**Available data**
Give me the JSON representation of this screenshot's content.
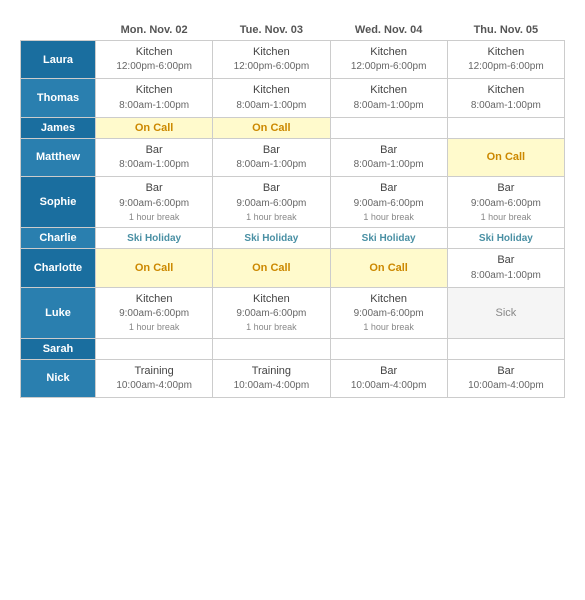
{
  "headers": [
    "",
    "Mon. Nov. 02",
    "Tue. Nov. 03",
    "Wed. Nov. 04",
    "Thu. Nov. 05"
  ],
  "rows": [
    {
      "name": "Laura",
      "cells": [
        {
          "type": "regular",
          "main": "Kitchen",
          "time": "12:00pm-6:00pm",
          "note": ""
        },
        {
          "type": "regular",
          "main": "Kitchen",
          "time": "12:00pm-6:00pm",
          "note": ""
        },
        {
          "type": "regular",
          "main": "Kitchen",
          "time": "12:00pm-6:00pm",
          "note": ""
        },
        {
          "type": "regular",
          "main": "Kitchen",
          "time": "12:00pm-6:00pm",
          "note": ""
        }
      ]
    },
    {
      "name": "Thomas",
      "cells": [
        {
          "type": "regular",
          "main": "Kitchen",
          "time": "8:00am-1:00pm",
          "note": ""
        },
        {
          "type": "regular",
          "main": "Kitchen",
          "time": "8:00am-1:00pm",
          "note": ""
        },
        {
          "type": "regular",
          "main": "Kitchen",
          "time": "8:00am-1:00pm",
          "note": ""
        },
        {
          "type": "regular",
          "main": "Kitchen",
          "time": "8:00am-1:00pm",
          "note": ""
        }
      ]
    },
    {
      "name": "James",
      "cells": [
        {
          "type": "oncall",
          "main": "On Call",
          "time": "",
          "note": ""
        },
        {
          "type": "oncall",
          "main": "On Call",
          "time": "",
          "note": ""
        },
        {
          "type": "empty",
          "main": "",
          "time": "",
          "note": ""
        },
        {
          "type": "empty",
          "main": "",
          "time": "",
          "note": ""
        }
      ]
    },
    {
      "name": "Matthew",
      "cells": [
        {
          "type": "regular",
          "main": "Bar",
          "time": "8:00am-1:00pm",
          "note": ""
        },
        {
          "type": "regular",
          "main": "Bar",
          "time": "8:00am-1:00pm",
          "note": ""
        },
        {
          "type": "regular",
          "main": "Bar",
          "time": "8:00am-1:00pm",
          "note": ""
        },
        {
          "type": "oncall",
          "main": "On Call",
          "time": "",
          "note": ""
        }
      ]
    },
    {
      "name": "Sophie",
      "cells": [
        {
          "type": "regular",
          "main": "Bar",
          "time": "9:00am-6:00pm",
          "note": "1 hour break"
        },
        {
          "type": "regular",
          "main": "Bar",
          "time": "9:00am-6:00pm",
          "note": "1 hour break"
        },
        {
          "type": "regular",
          "main": "Bar",
          "time": "9:00am-6:00pm",
          "note": "1 hour break"
        },
        {
          "type": "regular",
          "main": "Bar",
          "time": "9:00am-6:00pm",
          "note": "1 hour break"
        }
      ]
    },
    {
      "name": "Charlie",
      "cells": [
        {
          "type": "holiday",
          "main": "Ski Holiday",
          "time": "",
          "note": ""
        },
        {
          "type": "holiday",
          "main": "Ski Holiday",
          "time": "",
          "note": ""
        },
        {
          "type": "holiday",
          "main": "Ski Holiday",
          "time": "",
          "note": ""
        },
        {
          "type": "holiday",
          "main": "Ski Holiday",
          "time": "",
          "note": ""
        }
      ]
    },
    {
      "name": "Charlotte",
      "cells": [
        {
          "type": "oncall",
          "main": "On Call",
          "time": "",
          "note": ""
        },
        {
          "type": "oncall",
          "main": "On Call",
          "time": "",
          "note": ""
        },
        {
          "type": "oncall",
          "main": "On Call",
          "time": "",
          "note": ""
        },
        {
          "type": "regular",
          "main": "Bar",
          "time": "8:00am-1:00pm",
          "note": ""
        }
      ]
    },
    {
      "name": "Luke",
      "cells": [
        {
          "type": "regular",
          "main": "Kitchen",
          "time": "9:00am-6:00pm",
          "note": "1 hour break"
        },
        {
          "type": "regular",
          "main": "Kitchen",
          "time": "9:00am-6:00pm",
          "note": "1 hour break"
        },
        {
          "type": "regular",
          "main": "Kitchen",
          "time": "9:00am-6:00pm",
          "note": "1 hour break"
        },
        {
          "type": "sick",
          "main": "Sick",
          "time": "",
          "note": ""
        }
      ]
    },
    {
      "name": "Sarah",
      "cells": [
        {
          "type": "empty",
          "main": "",
          "time": "",
          "note": ""
        },
        {
          "type": "empty",
          "main": "",
          "time": "",
          "note": ""
        },
        {
          "type": "empty",
          "main": "",
          "time": "",
          "note": ""
        },
        {
          "type": "empty",
          "main": "",
          "time": "",
          "note": ""
        }
      ]
    },
    {
      "name": "Nick",
      "cells": [
        {
          "type": "regular",
          "main": "Training",
          "time": "10:00am-4:00pm",
          "note": ""
        },
        {
          "type": "regular",
          "main": "Training",
          "time": "10:00am-4:00pm",
          "note": ""
        },
        {
          "type": "regular",
          "main": "Bar",
          "time": "10:00am-4:00pm",
          "note": ""
        },
        {
          "type": "regular",
          "main": "Bar",
          "time": "10:00am-4:00pm",
          "note": ""
        }
      ]
    }
  ]
}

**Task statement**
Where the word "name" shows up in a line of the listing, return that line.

**Task answer**
      "name": "Laura",
      "name": "Thomas",
      "name": "James",
      "name": "Matthew",
      "name": "Sophie",
      "name": "Charlie",
      "name": "Charlotte",
      "name": "Luke",
      "name": "Sarah",
      "name": "Nick",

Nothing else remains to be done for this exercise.